Delegated legislation plays a huge part in the life of the construction industry and it makes sense to know how they come into being in parliament

Many legal issues affecting the construction industry are resolved by looking at previous cases. Occasionally, an act of parliament affects the construction industry, for example the Contracts (Rights of Third Parties) Act 1999. However, there is a great deal more delegated legislation that is relevant to construction. The authority for this arises under a parent act and it is referred to as a statutory instrument or, more usually, as regulations. New or revised regulations come into force in either April or October. This April it was the new CIS tax regulations and CDM 2007.

Delegated legislation is used to set out the detail of the requirements of the parent act. The Health and Safety at Work Act 1974, for instance, requires all employers to run their business in such a way that neither their employees nor anyone else is at risk. The asbestos regulations under that act are more detailed about what must be done to achieve that overall requirement.

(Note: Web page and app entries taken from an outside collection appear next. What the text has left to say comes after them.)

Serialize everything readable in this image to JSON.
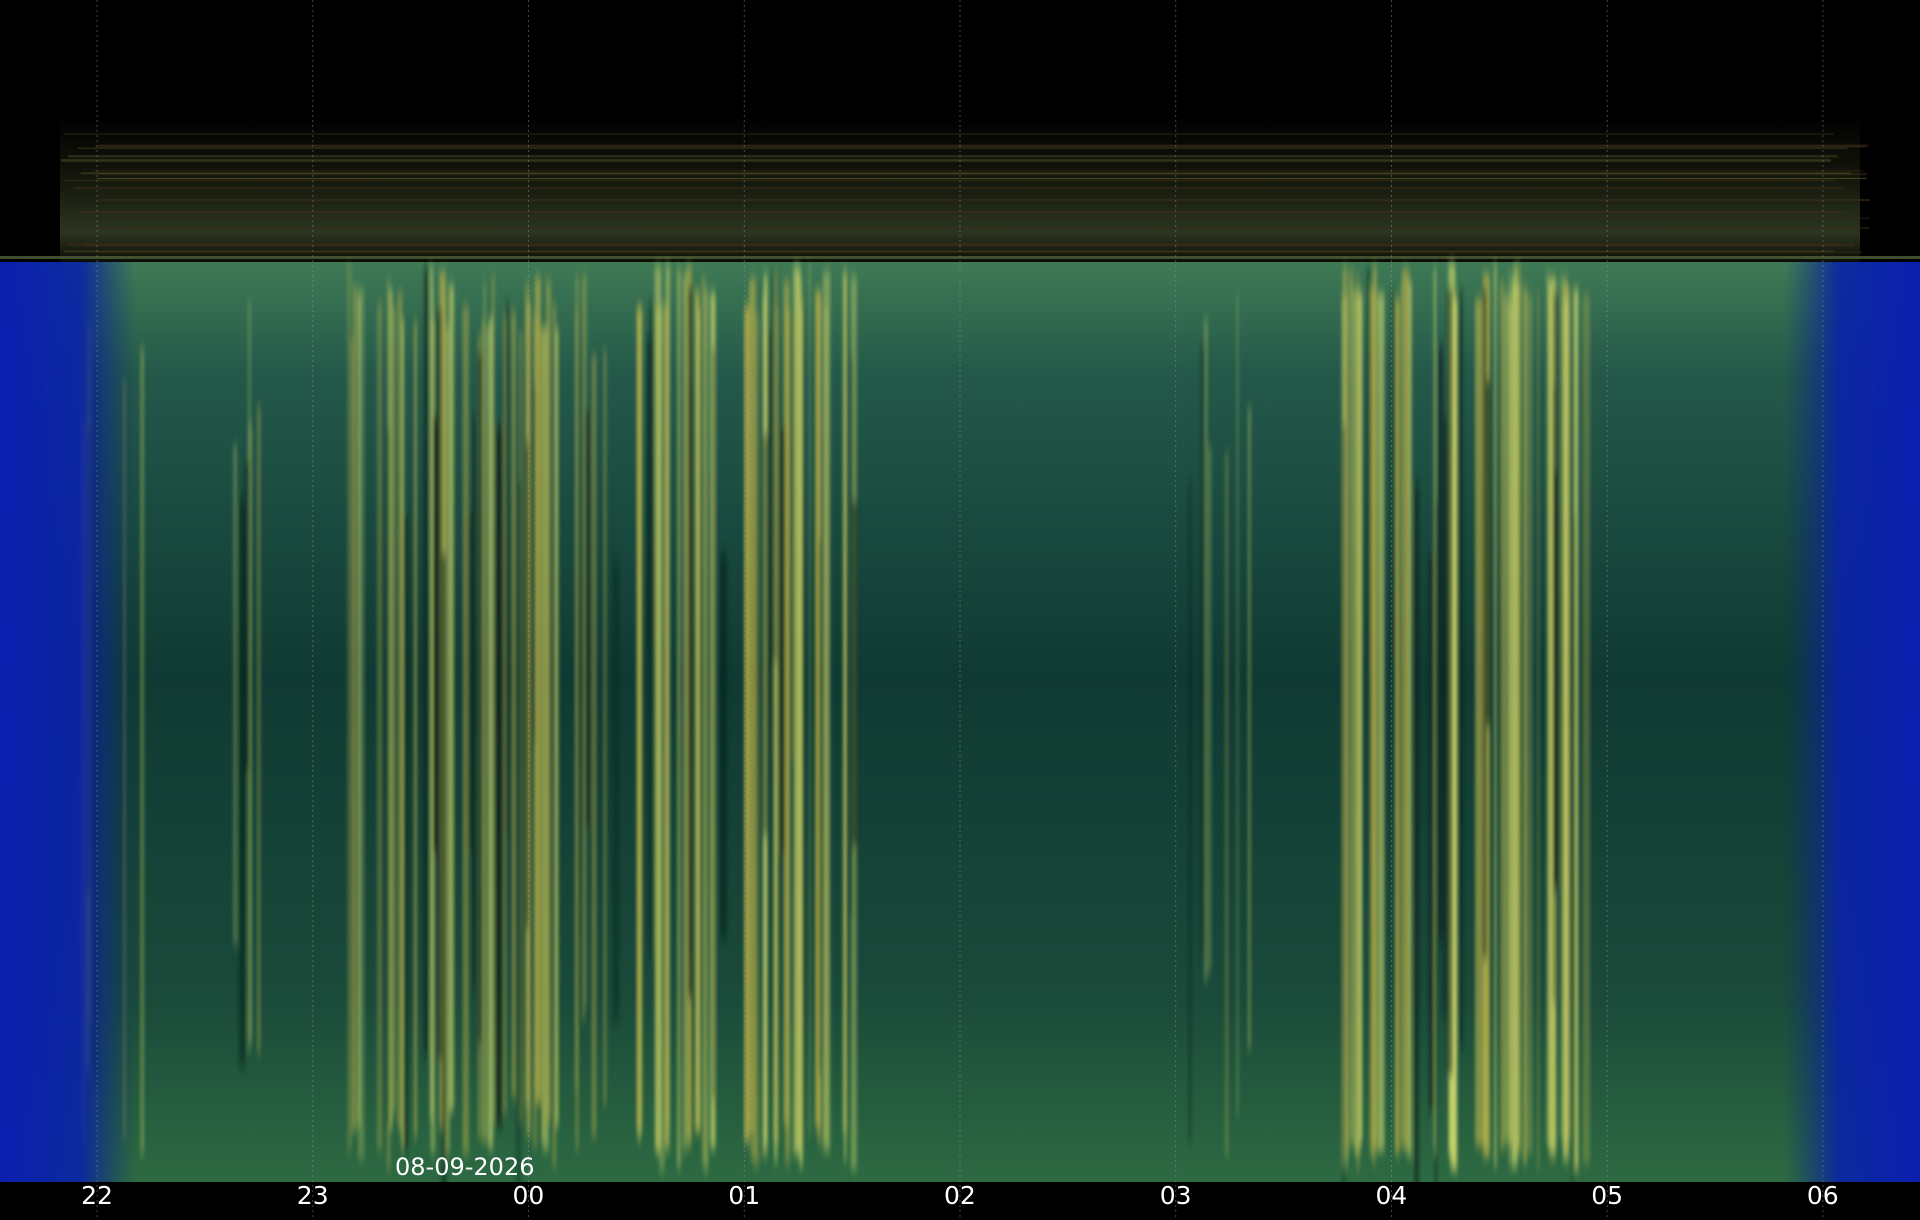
{
  "chart_data": {
    "type": "heatmap",
    "title": "",
    "xlabel": "",
    "ylabel": "",
    "date_label": "08-09-2026",
    "x_axis": {
      "unit": "hour of night",
      "range_hours": [
        21.55,
        6.45
      ],
      "tick_labels": [
        "22",
        "23",
        "00",
        "01",
        "02",
        "03",
        "04",
        "05",
        "06"
      ],
      "grid": true
    },
    "aurora_bursts": [
      {
        "start": "21:55",
        "end": "22:15",
        "intensity": 0.45
      },
      {
        "start": "22:35",
        "end": "22:45",
        "intensity": 0.35
      },
      {
        "start": "23:05",
        "end": "00:10",
        "intensity": 0.85
      },
      {
        "start": "00:10",
        "end": "00:25",
        "intensity": 0.55
      },
      {
        "start": "00:30",
        "end": "01:30",
        "intensity": 0.95
      },
      {
        "start": "03:00",
        "end": "03:25",
        "intensity": 0.3
      },
      {
        "start": "03:45",
        "end": "04:55",
        "intensity": 1.0
      }
    ],
    "colors": {
      "twilight": "#0a2ec8",
      "sky": "#123d32",
      "aurora": "#b8b04a",
      "aurora_bright": "#c9d36a",
      "top_band": "#2b3520"
    }
  }
}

Because life, and legislation, is so complex now, the government will often consult extensively before bringing delegated legislation into effect. By its nature such legislation is usually so detailed that neither MPs nor civil servants really understand the implications of what is being drafted for those who will be affected by it. So it makes sense for them to seek guidance from people in the relevant industry who will understand the implications much better. For instance, in the case of CDM there have been industry-wide consultations since 2002.

Once regulations have been drafted and agreed, they are “laid” in parliament, which means that a copy of them is deposited there for any MP to read. If they are subject to what is known as the “negative procedure” they will automatically come into force unless within 40 days of being laid, either house passes a motion for their annulment. There is so much legislation to be debated in parliament these days that an extra debating chamber has been set up. Even so, it is difficult to find parliamentary time for debates on regulations that are subject to the negative procedure.

Because of consultations during the drafting period objections to regulations are not usually made. If they are this is usually done by what is called an early day motion, and this is what happened to CDM 2007. The motion was lodged officially by David Cameron, as leader of the opposition, and gained the support of another 11 MPs. Despite this low level of interest, because the leader of the opposition had put his name to it, time was given for debate in a delegated legislation committee, consisting of 17 MPs who duly debated the implementation (or otherwise) of the regulations.

New or revised regulations come into force in either April or October. This April it was the turn of the CIS regulations and also CDM 2007

However, as is the way with politics, matters never stand still and by the time the regulations were debated on 10 May, it must have been clear to those opposing the implementation of CDM that their efforts to force a vote on the issue would not be successful. Since the government was strongly in favour of these regulations and the composition of the committee reflected the relative strengths of the parties in the Commons, it would always have been a difficult case to win.

So it was not totally surprising that the Conservative spokesperson for health and safety said he was seeking only a debate on the issue, and had never wanted to have CDM 2007 revoked.

The debate duly covered the reservations that the Conservatives had about the regulations, and the industry’s support for them. We also learned that there is a long-term commitment by the Health and Safety Executive to seek the integration of CDM with the process for obtaining planning permission and building control approval.

Unsurprisingly, in view of the strong support for the regulations, the proposed revocation was not put to a vote and CDM 2007 remains in force.